I now have multiple insurance policies in place: a whole-life policy, three QLAC purchases and a hybrid long-term-care policy. The next step in my experimenting was to decide how to maximize my Social Security benefits. I would receive the largest monthly payout if I delayed benefits until age 70.
I had read financial-planning expert Wade Pfau’s article about building a Social Security “bridge,” which is designed to replicate Social Security payments until benefits begin at age 70. I could use cash, a ladder built using certificates of deposit, or buy a period-certain annuity.

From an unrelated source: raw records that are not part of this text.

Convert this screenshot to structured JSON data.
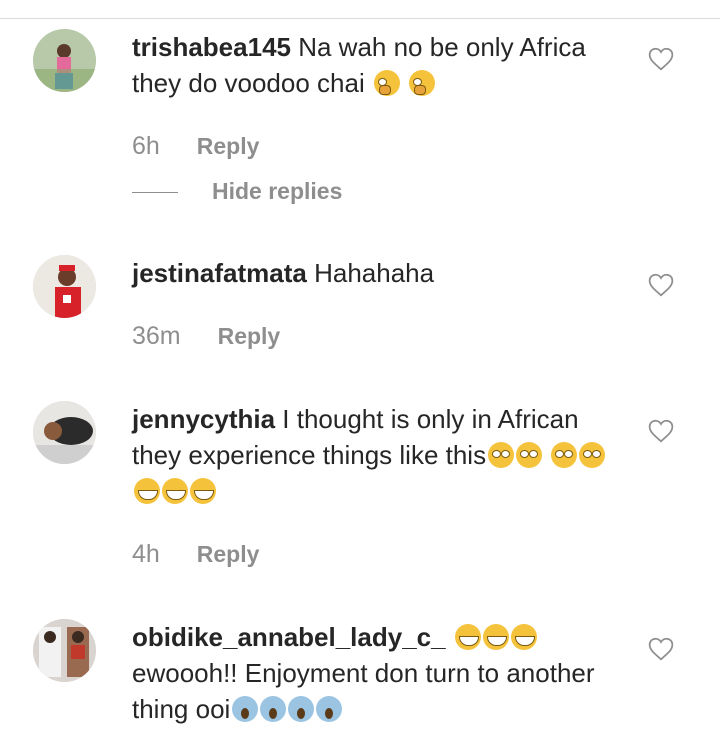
{
  "comments": [
    {
      "username": "trishabea145",
      "text": "Na wah no be only Africa they do voodoo chai",
      "emojis": [
        "thinking-face",
        "thinking-face"
      ],
      "time": "6h",
      "reply_label": "Reply",
      "hide_replies_label": "Hide replies"
    },
    {
      "username": "jestinafatmata",
      "text": "Hahahaha",
      "time": "36m",
      "reply_label": "Reply"
    },
    {
      "username": "jennycythia",
      "text": "I thought is only in African they experience things like this",
      "emojis": [
        "eye-roll-face",
        "eye-roll-face",
        "eye-roll-face",
        "eye-roll-face",
        "grin-face",
        "grin-face",
        "grin-face"
      ],
      "time": "4h",
      "reply_label": "Reply"
    },
    {
      "username": "obidike_annabel_lady_c_",
      "emojis_after_name": [
        "grin-face",
        "grin-face",
        "grin-face"
      ],
      "text": "ewoooh!! Enjoyment don turn to another thing ooi",
      "emojis": [
        "scream-face",
        "scream-face",
        "scream-face",
        "scream-face"
      ]
    }
  ],
  "colors": {
    "text": "#262626",
    "muted": "#8e8e8e",
    "divider": "#dbdbdb"
  },
  "icons": [
    "heart-outline-icon"
  ]
}
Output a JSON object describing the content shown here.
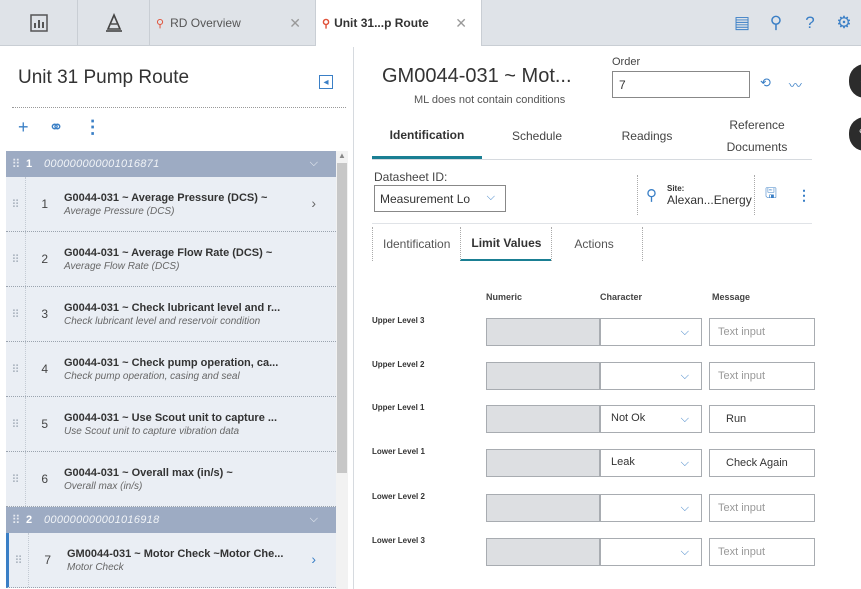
{
  "tabs": {
    "rd_overview": "RD Overview",
    "unit_route": "Unit 31...p Route"
  },
  "left": {
    "title": "Unit 31 Pump Route",
    "groups": [
      {
        "num": "1",
        "code": "000000000001016871",
        "items": [
          {
            "num": "1",
            "title": "G0044-031 ~ Average Pressure (DCS) ~",
            "subtitle": "Average Pressure (DCS)"
          },
          {
            "num": "2",
            "title": "G0044-031 ~ Average Flow Rate (DCS) ~",
            "subtitle": "Average Flow Rate (DCS)"
          },
          {
            "num": "3",
            "title": "G0044-031 ~ Check lubricant level and r...",
            "subtitle": "Check lubricant level and reservoir condition"
          },
          {
            "num": "4",
            "title": "G0044-031 ~ Check pump operation, ca...",
            "subtitle": "Check pump operation, casing and seal"
          },
          {
            "num": "5",
            "title": "G0044-031 ~ Use Scout unit to capture ...",
            "subtitle": "Use Scout unit to capture vibration data"
          },
          {
            "num": "6",
            "title": "G0044-031 ~ Overall max (in/s) ~",
            "subtitle": "Overall max (in/s)"
          }
        ]
      },
      {
        "num": "2",
        "code": "000000000001016918",
        "items": [
          {
            "num": "7",
            "title": "GM0044-031 ~ Motor Check ~Motor Che...",
            "subtitle": "Motor Check"
          }
        ]
      }
    ]
  },
  "right": {
    "title": "GM0044-031 ~ Mot...",
    "subtitle": "ML does not contain conditions",
    "order_label": "Order",
    "order_value": "7",
    "tabs": [
      "Identification",
      "Schedule",
      "Readings",
      "Reference Documents"
    ],
    "datasheet_label": "Datasheet ID:",
    "datasheet_value": "Measurement Lo",
    "site_label": "Site:",
    "site_value": "Alexan...Energy",
    "subtabs": [
      "Identification",
      "Limit Values",
      "Actions"
    ],
    "columns": {
      "numeric": "Numeric",
      "character": "Character",
      "message": "Message"
    },
    "limits": [
      {
        "label": "Upper Level 3",
        "character": "",
        "message": "",
        "placeholder": "Text input"
      },
      {
        "label": "Upper Level 2",
        "character": "",
        "message": "",
        "placeholder": "Text input"
      },
      {
        "label": "Upper Level 1",
        "character": "Not Ok",
        "message": "Run",
        "placeholder": "Text input"
      },
      {
        "label": "Lower Level 1",
        "character": "Leak",
        "message": "Check Again",
        "placeholder": "Text input"
      },
      {
        "label": "Lower Level 2",
        "character": "",
        "message": "",
        "placeholder": "Text input"
      },
      {
        "label": "Lower Level 3",
        "character": "",
        "message": "",
        "placeholder": "Text input"
      }
    ]
  },
  "colors": {
    "accent": "#3a7fc6",
    "tab_underline": "#1a7f93",
    "group_header": "#9dabc3",
    "item_bg": "#eaeef4"
  }
}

It turned out the highest return would come from a so-called period certain annuity, which could provide me with monthly checks from age 62 to 70.
After spending $125,000 from my trusty IRA for the QLACs, I withdrew another $200,000 for the period certain annuity. It will provide me with $30,000 annually for eight years. I purchased the annuity four years before I turned 62 to lock in a higher payout rate. Now, at age 62, I’ve begun receiving payments. When they end at age 70, my Social Security benefit will begin.
There has been one other key element to my retirement plan. At age 55, I converted $1,000 from my IRA to my Roth IRA for one simple reason: I wanted to start the five-year clock on my Roth account, so I would be eligible to take tax-free withdrawals—if needed—at age 60. I subsequently converted more assets to my Roth account, thereby reducing the size of my traditional IRA even further. This will ensure smaller required minimum distributions starting at age 72, leading to lower tax bills in my 70s and beyond.
I wanted to get these Roth conversions wrapped up by age 62. Why? When Medicare benefits start at age 65, the premiums can be higher—sometimes much higher—if your income is above certain thresholds. The tricky part: These Medicare premiums are based on your income from two years earlier—the year when folks turn age 63.
What’s left on my retirement timeline? My next move will be to file for Medicare three months before I turn 65. I also plan to purchase two other insurance policies: a Medigap Plan G policy and Part D prescription drug coverage, which will supplement the coverage provided by Medicare. At age 70, of course, I plan to file for my Social Security benefit. Under current law, I will need to take distributions from my traditional IRA after 72. While I have reduced its balance substantially by purchasing insurance policies and through Roth conversions, I still have money in a traditional IRA. I may take advantage of so-called qualified charitable distributions to contribute that money directly to charity after age 70½ or, alternatively, leave part of the balance to my children.
Having spent seven years planning my retirement, I’m now turning my attention to enjoying the fruits of that planning, especially travel. Even though my grown children now live in Colorado, I enjoy taking them on adventures. So far, my children and I have been to the Amazon, Thailand and Egypt. I have taken my girlfriend to Aruba and to a coffee farm outside Medellin, Colombia. I have also traveled solo to Germany, the Czech Republic and Poland, where I taught English as a second language. My other retirement passion is playing pickleball, which is like the tennis I learned in high school, but easier on the knees. I’ve begun playing in pickleball tournaments and even volunteered at my local pickleball facility to be the pickleball commissioner.
What about the retirement planning business I launched? What began as an encore career morphed primarily into designing my personal retirement plan, while also advising friends and family on Social Security, Medicare, annuities and LTC insurance. I plan to continue helping others through my articles and books—and sometimes, in between games, on the pickleball court.